[Available records — start]
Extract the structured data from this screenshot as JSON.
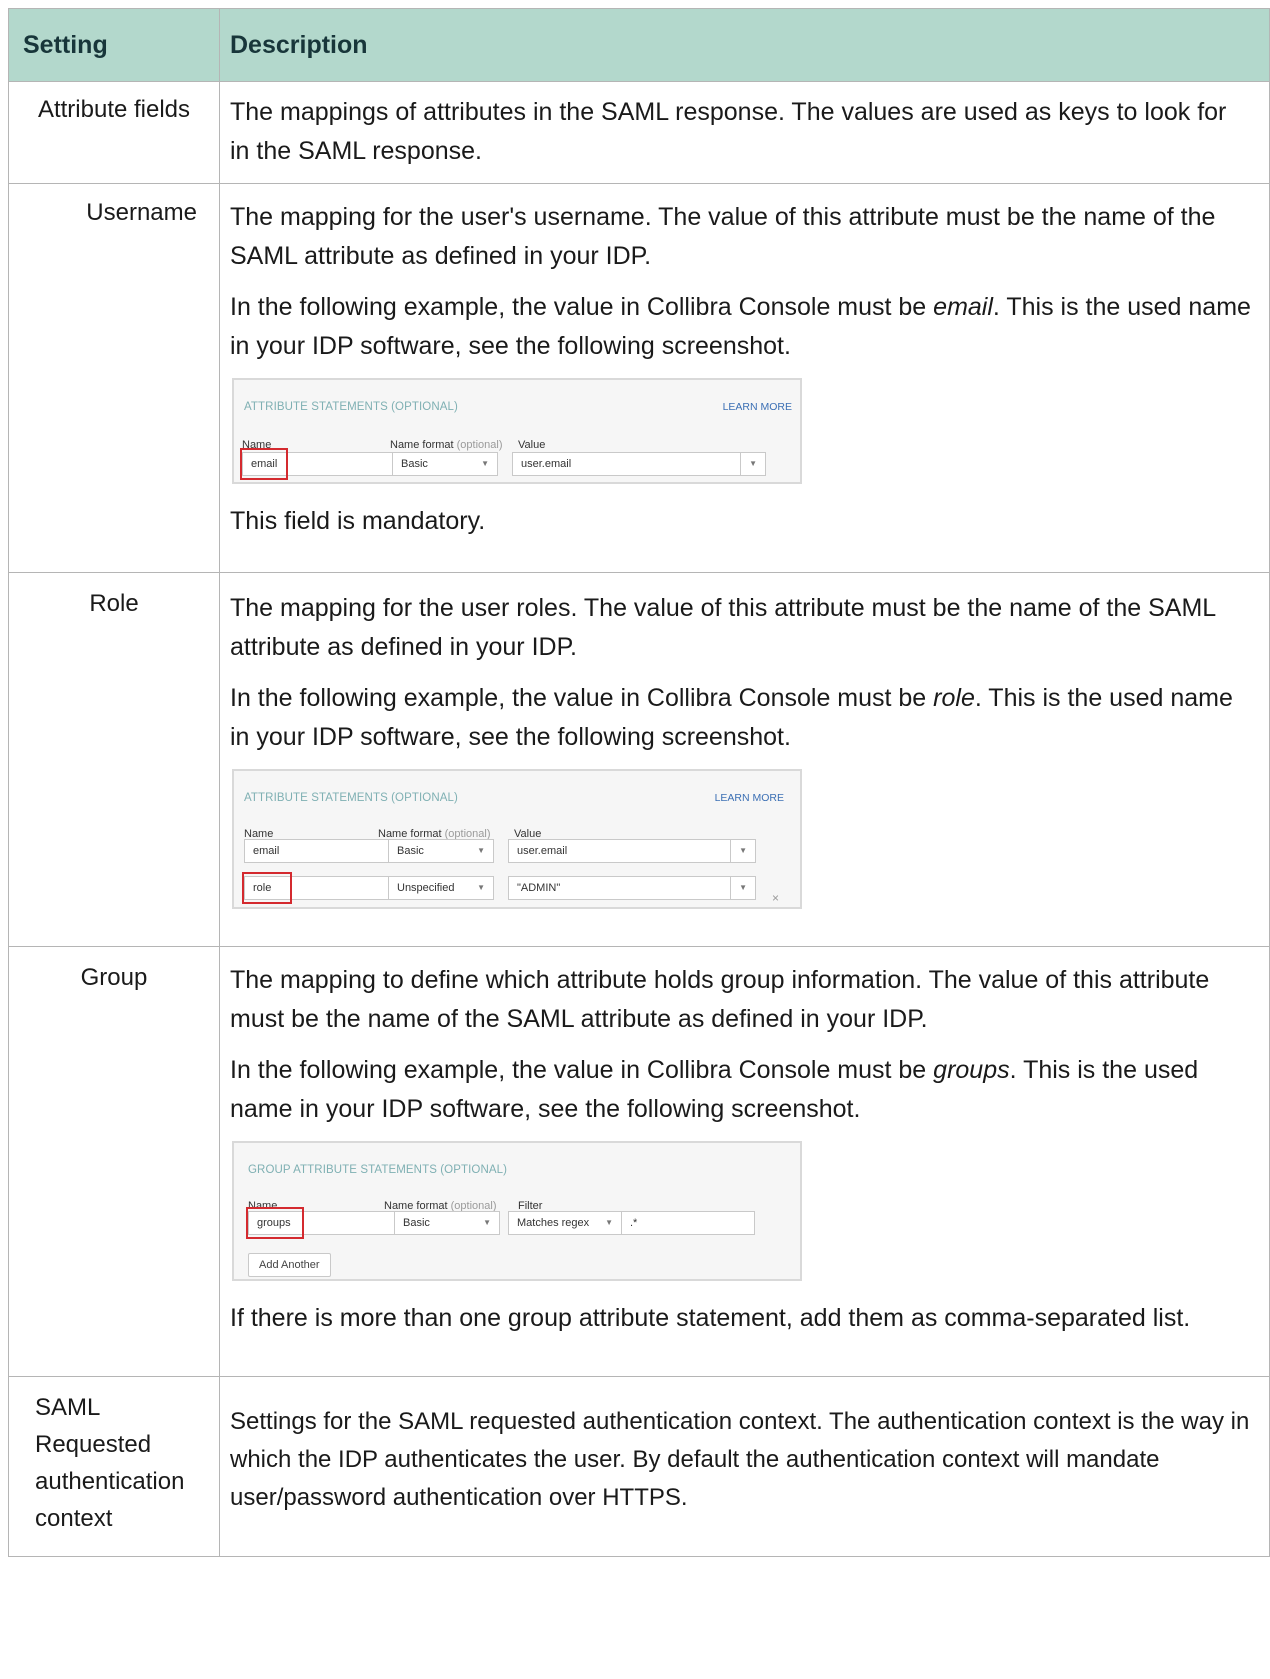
{
  "table": {
    "headers": [
      "Setting",
      "Description"
    ]
  },
  "rows": {
    "attribute_fields": {
      "setting": "Attribute fields",
      "desc": "The mappings of attributes in the SAML response. The values are used as keys to look for in the SAML response."
    },
    "username": {
      "setting": "Username",
      "p1": "The mapping for the user's username. The value of this attribute must be the name of the SAML attribute as defined in your IDP.",
      "p2_pre": "In the following example, the value in Collibra Console must be ",
      "p2_em": "email",
      "p2_post": ". This is the used name in your IDP software, see the following screenshot.",
      "p3": "This field is mandatory."
    },
    "role": {
      "setting": "Role",
      "p1": "The mapping for the user roles. The value of this attribute must be the name of the SAML attribute as defined in your IDP.",
      "p2_pre": "In the following example, the value in Collibra Console must be ",
      "p2_em": "role",
      "p2_post": ". This is the used name in your IDP software, see the following screenshot."
    },
    "group": {
      "setting": "Group",
      "p1": "The mapping to define which attribute holds group information. The value of this attribute must be the name of the SAML attribute as defined in your IDP.",
      "p2_pre": "In the following example, the value in Collibra Console must be ",
      "p2_em": "groups",
      "p2_post": ". This is the used name in your IDP software, see the following screenshot.",
      "p3": "If there is more than one group attribute statement, add them as comma-separated list."
    },
    "saml_context": {
      "setting": "SAML Requested authentication context",
      "desc": "Settings for the SAML requested authentication context. The authentication context is the way in which the IDP authenticates the user. By default the authentication context will mandate user/password authentication over HTTPS."
    }
  },
  "shot1": {
    "header": "ATTRIBUTE STATEMENTS (OPTIONAL)",
    "learn_more": "LEARN MORE",
    "col_name": "Name",
    "col_format": "Name format",
    "col_format_opt": "(optional)",
    "col_value": "Value",
    "name": "email",
    "format": "Basic",
    "value": "user.email"
  },
  "shot2": {
    "header": "ATTRIBUTE STATEMENTS (OPTIONAL)",
    "learn_more": "LEARN MORE",
    "col_name": "Name",
    "col_format": "Name format",
    "col_format_opt": "(optional)",
    "col_value": "Value",
    "row1_name": "email",
    "row1_format": "Basic",
    "row1_value": "user.email",
    "row2_name": "role",
    "row2_format": "Unspecified",
    "row2_value": "\"ADMIN\"",
    "remove": "×"
  },
  "shot3": {
    "header": "GROUP ATTRIBUTE STATEMENTS (OPTIONAL)",
    "col_name": "Name",
    "col_format": "Name format",
    "col_format_opt": "(optional)",
    "col_filter": "Filter",
    "name": "groups",
    "format": "Basic",
    "filter_type": "Matches regex",
    "filter_value": ".*",
    "add_another": "Add Another"
  },
  "icons": {
    "dropdown_arrow": "▼"
  },
  "colors": {
    "header_bg": "#b3d8cc",
    "highlight": "#d42a2f",
    "panel_header": "#7fb0b3"
  }
}
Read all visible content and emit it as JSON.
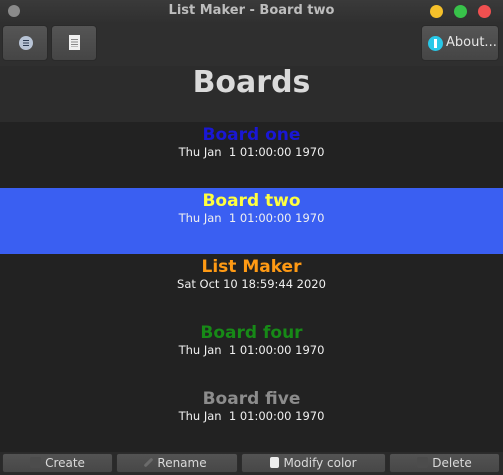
{
  "window": {
    "title": "List Maker - Board two",
    "colors": {
      "close": "#f05050",
      "maximize": "#38c24a",
      "minimize": "#f5c02a"
    }
  },
  "toolbar": {
    "menu_icon": "hamburger-menu-icon",
    "doc_icon": "document-icon",
    "about_label": "About...",
    "about_icon": "info-icon"
  },
  "header": {
    "title": "Boards"
  },
  "boards": [
    {
      "name": "Board one",
      "date": "Thu Jan  1 01:00:00 1970",
      "color": "#1a17d4",
      "selected": false
    },
    {
      "name": "Board two",
      "date": "Thu Jan  1 01:00:00 1970",
      "color": "#ffff40",
      "selected": true
    },
    {
      "name": "List Maker",
      "date": "Sat Oct 10 18:59:44 2020",
      "color": "#ff9a14",
      "selected": false
    },
    {
      "name": "Board four",
      "date": "Thu Jan  1 01:00:00 1970",
      "color": "#178a17",
      "selected": false
    },
    {
      "name": "Board five",
      "date": "Thu Jan  1 01:00:00 1970",
      "color": "#8c8c8c",
      "selected": false
    }
  ],
  "selection_color": "#3a5ff2",
  "actions": {
    "create_label": "Create",
    "rename_label": "Rename",
    "modify_color_label": "Modify color",
    "delete_label": "Delete"
  }
}
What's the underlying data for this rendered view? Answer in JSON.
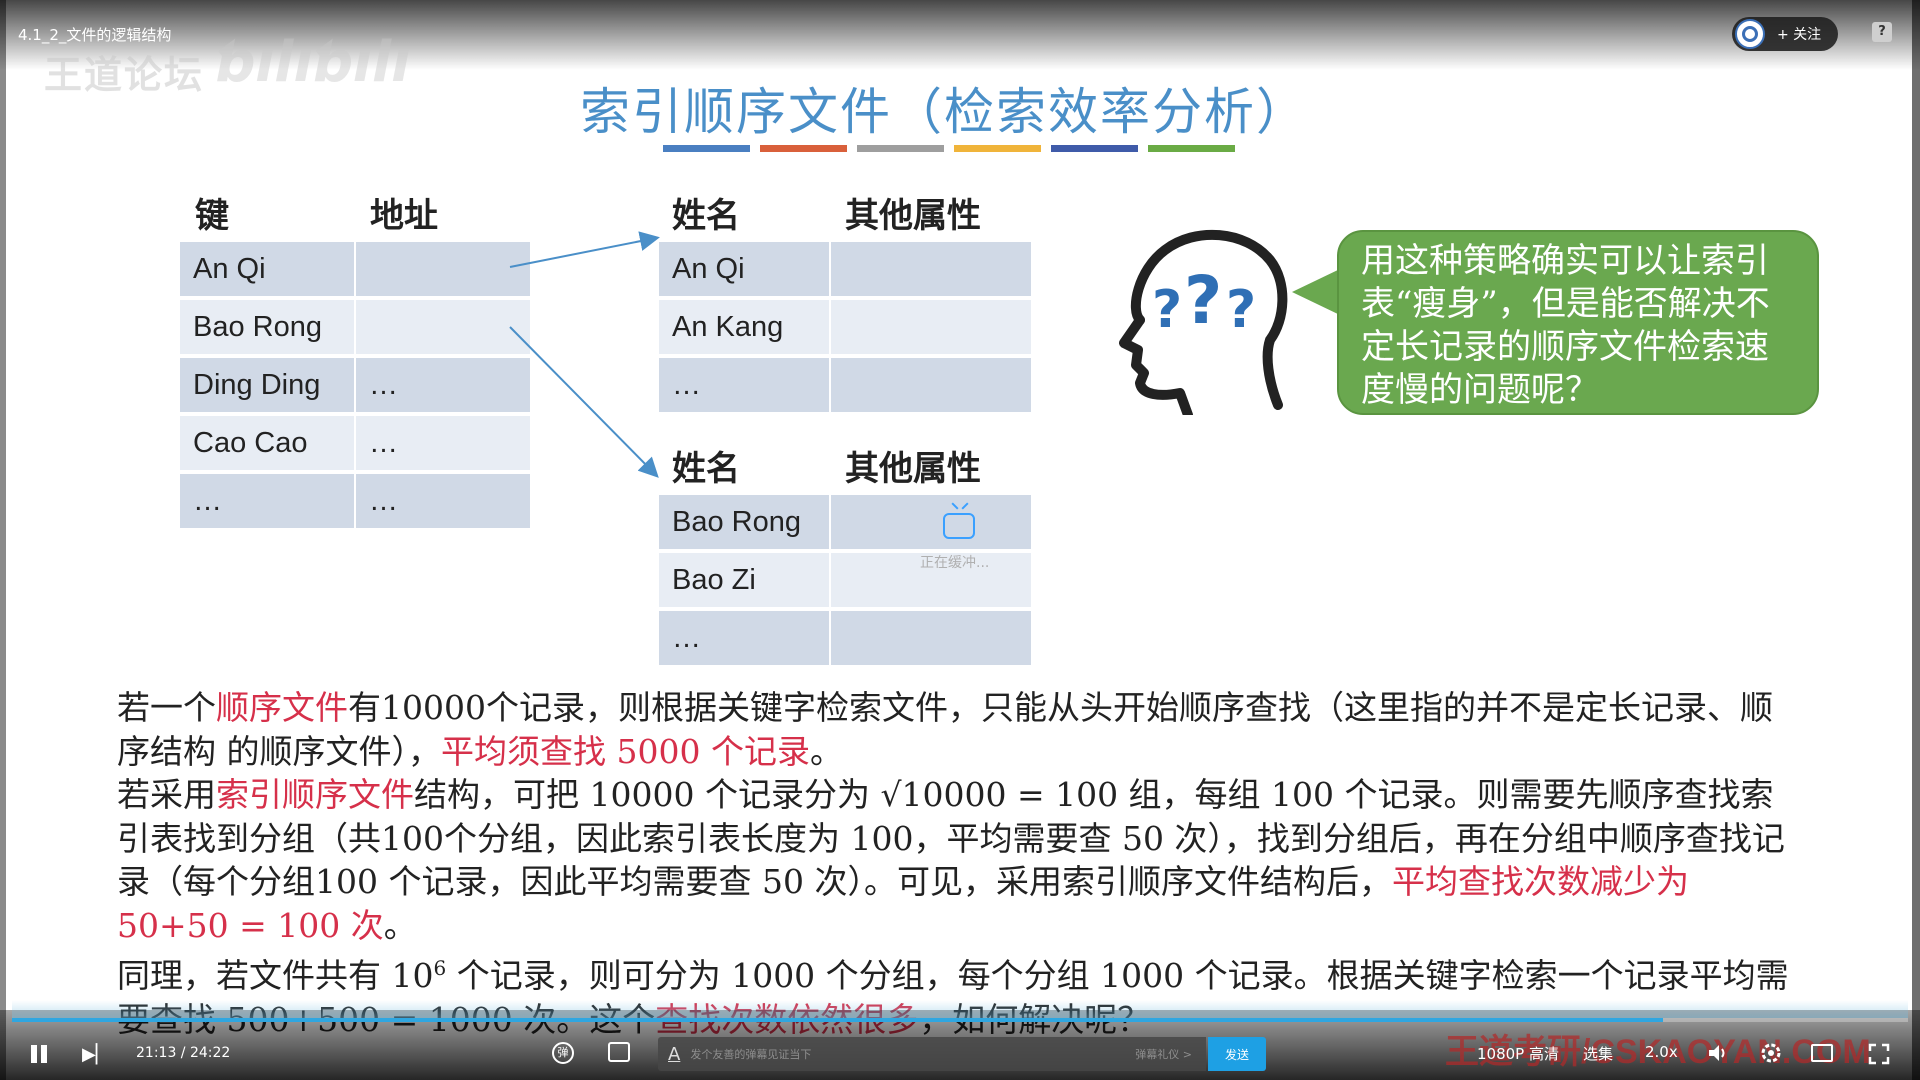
{
  "player": {
    "video_title": "4.1_2_文件的逻辑结构",
    "follow_label": "+ 关注",
    "time_display": "21:13 / 24:22",
    "progress_fraction": 0.8707,
    "danmaku_placeholder": "发个友善的弹幕见证当下",
    "danmaku_etiquette": "弹幕礼仪 >",
    "send_label": "发送",
    "quality_label": "1080P 高清",
    "episodes_label": "选集",
    "speed_label": "2.0x",
    "loading_text": "正在缓冲...",
    "help_label": "?"
  },
  "watermark": {
    "top_left": "王道论坛",
    "bottom_right": "王道考研/CSKAOYAN.COM"
  },
  "slide": {
    "title": "索引顺序文件（检索效率分析）",
    "title_bar_colors": [
      "#4a7fc1",
      "#d9603b",
      "#9e9e9e",
      "#f0b43a",
      "#3f5ba9",
      "#6aab45"
    ],
    "index_table": {
      "headers": [
        "键",
        "地址"
      ],
      "rows": [
        [
          "An Qi",
          ""
        ],
        [
          "Bao Rong",
          ""
        ],
        [
          "Ding Ding",
          "…"
        ],
        [
          "Cao Cao",
          "…"
        ],
        [
          "…",
          "…"
        ]
      ]
    },
    "group_table_1": {
      "headers": [
        "姓名",
        "其他属性"
      ],
      "rows": [
        [
          "An Qi",
          ""
        ],
        [
          "An Kang",
          ""
        ],
        [
          "…",
          ""
        ]
      ]
    },
    "group_table_2": {
      "headers": [
        "姓名",
        "其他属性"
      ],
      "rows": [
        [
          "Bao Rong",
          ""
        ],
        [
          "Bao Zi",
          ""
        ],
        [
          "…",
          ""
        ]
      ]
    },
    "bubble_text": "用这种策略确实可以让索引表“瘦身”，但是能否解决不定长记录的顺序文件检索速度慢的问题呢？",
    "paragraph_1": [
      {
        "t": "若一个",
        "red": false
      },
      {
        "t": "顺序文件",
        "red": true
      },
      {
        "t": "有10000个记录，则根据关键字检索文件，只能从头开始顺序查找（这里指的并不是定长记录、顺序结构 的顺序文件），",
        "red": false
      },
      {
        "t": "平均须查找 5000 个记录",
        "red": true
      },
      {
        "t": "。",
        "red": false
      }
    ],
    "paragraph_2": [
      {
        "t": "若采用",
        "red": false
      },
      {
        "t": "索引顺序文件",
        "red": true
      },
      {
        "t": "结构，可把 10000 个记录分为 √10000 = 100 组，每组 100 个记录。则需要先顺序查找索引表找到分组（共100个分组，因此索引表长度为 100，平均需要查 50 次），找到分组后，再在分组中顺序查找记录（每个分组100 个记录，因此平均需要查 50 次）。可见，采用索引顺序文件结构后，",
        "red": false
      },
      {
        "t": "平均查找次数减少为 50+50 = 100 次",
        "red": true
      },
      {
        "t": "。",
        "red": false
      }
    ],
    "paragraph_3": [
      {
        "t": "同理，若文件共有 10",
        "red": false
      },
      {
        "t": "6",
        "red": false,
        "sup": true
      },
      {
        "t": " 个记录，则可分为 1000 个分组，每个分组 1000 个记录。根据关键字检索一个记录平均需要查找 500+500 = 1000 次。这个",
        "red": false
      },
      {
        "t": "查找次数依然很多",
        "red": true
      },
      {
        "t": "，如何解决呢？",
        "red": false
      }
    ]
  }
}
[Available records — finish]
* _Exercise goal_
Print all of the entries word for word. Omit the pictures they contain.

* _Reply to the exercise_
Extract the structured data from this screenshot as JSON.
{
  "table": {
    "headers": [
      "Setting",
      "Description"
    ]
  },
  "rows": {
    "attribute_fields": {
      "setting": "Attribute fields",
      "desc": "The mappings of attributes in the SAML response. The values are used as keys to look for in the SAML response."
    },
    "username": {
      "setting": "Username",
      "p1": "The mapping for the user's username. The value of this attribute must be the name of the SAML attribute as defined in your IDP.",
      "p2_pre": "In the following example, the value in Collibra Console must be ",
      "p2_em": "email",
      "p2_post": ". This is the used name in your IDP software, see the following screenshot.",
      "p3": "This field is mandatory."
    },
    "role": {
      "setting": "Role",
      "p1": "The mapping for the user roles. The value of this attribute must be the name of the SAML attribute as defined in your IDP.",
      "p2_pre": "In the following example, the value in Collibra Console must be ",
      "p2_em": "role",
      "p2_post": ". This is the used name in your IDP software, see the following screenshot."
    },
    "group": {
      "setting": "Group",
      "p1": "The mapping to define which attribute holds group information. The value of this attribute must be the name of the SAML attribute as defined in your IDP.",
      "p2_pre": "In the following example, the value in Collibra Console must be ",
      "p2_em": "groups",
      "p2_post": ". This is the used name in your IDP software, see the following screenshot.",
      "p3": "If there is more than one group attribute statement, add them as comma-separated list."
    },
    "saml_context": {
      "setting": "SAML Requested authentication context",
      "desc": "Settings for the SAML requested authentication context. The authentication context is the way in which the IDP authenticates the user. By default the authentication context will mandate user/password authentication over HTTPS."
    }
  },
  "shot1": {
    "header": "ATTRIBUTE STATEMENTS (OPTIONAL)",
    "learn_more": "LEARN MORE",
    "col_name": "Name",
    "col_format": "Name format",
    "col_format_opt": "(optional)",
    "col_value": "Value",
    "name": "email",
    "format": "Basic",
    "value": "user.email"
  },
  "shot2": {
    "header": "ATTRIBUTE STATEMENTS (OPTIONAL)",
    "learn_more": "LEARN MORE",
    "col_name": "Name",
    "col_format": "Name format",
    "col_format_opt": "(optional)",
    "col_value": "Value",
    "row1_name": "email",
    "row1_format": "Basic",
    "row1_value": "user.email",
    "row2_name": "role",
    "row2_format": "Unspecified",
    "row2_value": "\"ADMIN\"",
    "remove": "×"
  },
  "shot3": {
    "header": "GROUP ATTRIBUTE STATEMENTS (OPTIONAL)",
    "col_name": "Name",
    "col_format": "Name format",
    "col_format_opt": "(optional)",
    "col_filter": "Filter",
    "name": "groups",
    "format": "Basic",
    "filter_type": "Matches regex",
    "filter_value": ".*",
    "add_another": "Add Another"
  },
  "icons": {
    "dropdown_arrow": "▼"
  },
  "colors": {
    "header_bg": "#b3d8cc",
    "highlight": "#d42a2f",
    "panel_header": "#7fb0b3"
  }
}
Read all visible content and emit it as JSON.
{
  "window": {
    "title": "List Maker - Board two",
    "colors": {
      "close": "#f05050",
      "maximize": "#38c24a",
      "minimize": "#f5c02a"
    }
  },
  "toolbar": {
    "menu_icon": "hamburger-menu-icon",
    "doc_icon": "document-icon",
    "about_label": "About...",
    "about_icon": "info-icon"
  },
  "header": {
    "title": "Boards"
  },
  "boards": [
    {
      "name": "Board one",
      "date": "Thu Jan  1 01:00:00 1970",
      "color": "#1a17d4",
      "selected": false
    },
    {
      "name": "Board two",
      "date": "Thu Jan  1 01:00:00 1970",
      "color": "#ffff40",
      "selected": true
    },
    {
      "name": "List Maker",
      "date": "Sat Oct 10 18:59:44 2020",
      "color": "#ff9a14",
      "selected": false
    },
    {
      "name": "Board four",
      "date": "Thu Jan  1 01:00:00 1970",
      "color": "#178a17",
      "selected": false
    },
    {
      "name": "Board five",
      "date": "Thu Jan  1 01:00:00 1970",
      "color": "#8c8c8c",
      "selected": false
    }
  ],
  "selection_color": "#3a5ff2",
  "actions": {
    "create_label": "Create",
    "rename_label": "Rename",
    "modify_color_label": "Modify color",
    "delete_label": "Delete"
  }
}
What's the underlying data for this rendered view? Answer in JSON.
{
  "player": {
    "video_title": "4.1_2_文件的逻辑结构",
    "follow_label": "+ 关注",
    "time_display": "21:13 / 24:22",
    "progress_fraction": 0.8707,
    "danmaku_placeholder": "发个友善的弹幕见证当下",
    "danmaku_etiquette": "弹幕礼仪 >",
    "send_label": "发送",
    "quality_label": "1080P 高清",
    "episodes_label": "选集",
    "speed_label": "2.0x",
    "loading_text": "正在缓冲...",
    "help_label": "?"
  },
  "watermark": {
    "top_left": "王道论坛",
    "bottom_right": "王道考研/CSKAOYAN.COM"
  },
  "slide": {
    "title": "索引顺序文件（检索效率分析）",
    "title_bar_colors": [
      "#4a7fc1",
      "#d9603b",
      "#9e9e9e",
      "#f0b43a",
      "#3f5ba9",
      "#6aab45"
    ],
    "index_table": {
      "headers": [
        "键",
        "地址"
      ],
      "rows": [
        [
          "An Qi",
          ""
        ],
        [
          "Bao Rong",
          ""
        ],
        [
          "Ding Ding",
          "…"
        ],
        [
          "Cao Cao",
          "…"
        ],
        [
          "…",
          "…"
        ]
      ]
    },
    "group_table_1": {
      "headers": [
        "姓名",
        "其他属性"
      ],
      "rows": [
        [
          "An Qi",
          ""
        ],
        [
          "An Kang",
          ""
        ],
        [
          "…",
          ""
        ]
      ]
    },
    "group_table_2": {
      "headers": [
        "姓名",
        "其他属性"
      ],
      "rows": [
        [
          "Bao Rong",
          ""
        ],
        [
          "Bao Zi",
          ""
        ],
        [
          "…",
          ""
        ]
      ]
    },
    "bubble_text": "用这种策略确实可以让索引表“瘦身”，但是能否解决不定长记录的顺序文件检索速度慢的问题呢？",
    "paragraph_1": [
      {
        "t": "若一个",
        "red": false
      },
      {
        "t": "顺序文件",
        "red": true
      },
      {
        "t": "有10000个记录，则根据关键字检索文件，只能从头开始顺序查找（这里指的并不是定长记录、顺序结构 的顺序文件），",
        "red": false
      },
      {
        "t": "平均须查找 5000 个记录",
        "red": true
      },
      {
        "t": "。",
        "red": false
      }
    ],
    "paragraph_2": [
      {
        "t": "若采用",
        "red": false
      },
      {
        "t": "索引顺序文件",
        "red": true
      },
      {
        "t": "结构，可把 10000 个记录分为 √10000 = 100 组，每组 100 个记录。则需要先顺序查找索引表找到分组（共100个分组，因此索引表长度为 100，平均需要查 50 次），找到分组后，再在分组中顺序查找记录（每个分组100 个记录，因此平均需要查 50 次）。可见，采用索引顺序文件结构后，",
        "red": false
      },
      {
        "t": "平均查找次数减少为 50+50 = 100 次",
        "red": true
      },
      {
        "t": "。",
        "red": false
      }
    ],
    "paragraph_3": [
      {
        "t": "同理，若文件共有 10",
        "red": false
      },
      {
        "t": "6",
        "red": false,
        "sup": true
      },
      {
        "t": " 个记录，则可分为 1000 个分组，每个分组 1000 个记录。根据关键字检索一个记录平均需要查找 500+500 = 1000 次。这个",
        "red": false
      },
      {
        "t": "查找次数依然很多",
        "red": true
      },
      {
        "t": "，如何解决呢？",
        "red": false
      }
    ]
  }
}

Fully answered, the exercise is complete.